Hong Kong urged to sign UN treaty on protection of domestic helpers

UN labour law expert says allowing domestic helpers to live out would be one step for city to show its commitment to human rights

PUBLISHED : Sunday, 16 February, 2014, 4:46am
UPDATED : Sunday, 16 February, 2014, 4:46am

Hong Kong could show its commitment to human rights by adopting provisions in an international treaty, including allowing domestic helpers to live outside employers' homes, a United Nations labour law expert says.

The treaty aims to protect domestic helpers from abuse.

The call follows the physical abuse suffered by Indonesian helper Erwiana Sulistyaningsih, which has cast a shadow over the city's image as a reputable location for domestic helpers to work.

"Hong Kong has the legal and political means to put its commitment to the protection of domestic workers into practice," said Tim De Meyer, senior specialist on global labour standards and law with the International Labour Organisation's Bangkok office. The office covers East Asia, Southeast Asia and the Pacific.

"It would send a strong message from a developed economy that domestic work, when truly decent, is a professional job, and brings substantive economic and social benefits to the families of employers and workers, and their communities and societies."

The Asia-Pacific region employs more domestic workers than any other part of the world, with 21.5 million working in private homes. The number is up from 13.8 million in 1995, and most are girls or women.

Hong Kong's legal framework was "significantly stronger" than that in most places with a similar number of domestic workers, De Meyer said, but it could become a leader in the region by amending its labour laws.

"Allegations such as the ones made in the recent case of Erwiana are unfortunately not uncommon in the Asia-Pacific region - nor in the world as a whole for that matter," he said.

"Hong Kong has the choice to go through this process by itself - meaning in consultation with organisations representing domestic workers and their employers - or to ask the ILO for technical assistance."

If some conditions, such as access to legal protection and the live-in requirement - which could create an environment of abuse - were amended, the city could become a more attractive place for domestic workers.

In September, the ILO ratified its domestic workers convention, with 11 countries now signed up.

Uruguay and the Philippines joined first, with Bolivia, Ecuador, Germany, Guyana, Italy, Mauritius, Nicaragua, Paraguay and South Africa signing up later.

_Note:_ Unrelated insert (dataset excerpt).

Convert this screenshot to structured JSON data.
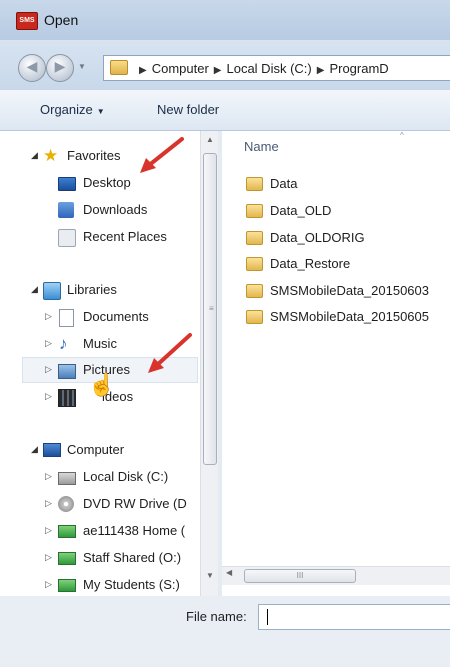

Beijing and Hong Kong have not signed.

It is the first treaty that deals specifically with labour rights for domestic workers, an industry of at least 53 million worldwide, and covers issues such as days off, minimum wage and set hours.

Joseph Law Kwan-din, chairman of the city's Employers of Overseas Domestic Helpers Association, said that if the live-in requirement were lifted, it would cause havoc in the local property market.

"Hong Kong is already very short of living space, but if just 20 per cent of live-in maids - or 66,000 - were allowed to live outside, rents would rise immediately," he said.

Hong Kong has about 300,000 overseas maids, mostly from the Philippines and Indonesia, but also recently from Bangladesh and Myanmar.


Hard Labour: Domestic workers in Asia-Pacific

In Asia, four out of five domestic workers are women

Across the Asia-Pacific region, one out of 12 wage-earning women works in this sector

One per cent of maids in the Asia-Pacific are covered by laws that regulate working hours

Just 3 per cent are entitled to one day off a week and annual leave

Domestic workers typically earn less than half of what is considered an average wage; some earn no more than 20 per cent of that average

Globally, more than two out of every five workers do not get the minimum wage; in Asia, nearly nine in 10 are not entitled to this

Labour laws across Asia are less likely to address basic rights for overseas domestic workers; in some countries, six out of 10 are excluded from any legal protection

Source: United Nations’ International Labour Organisation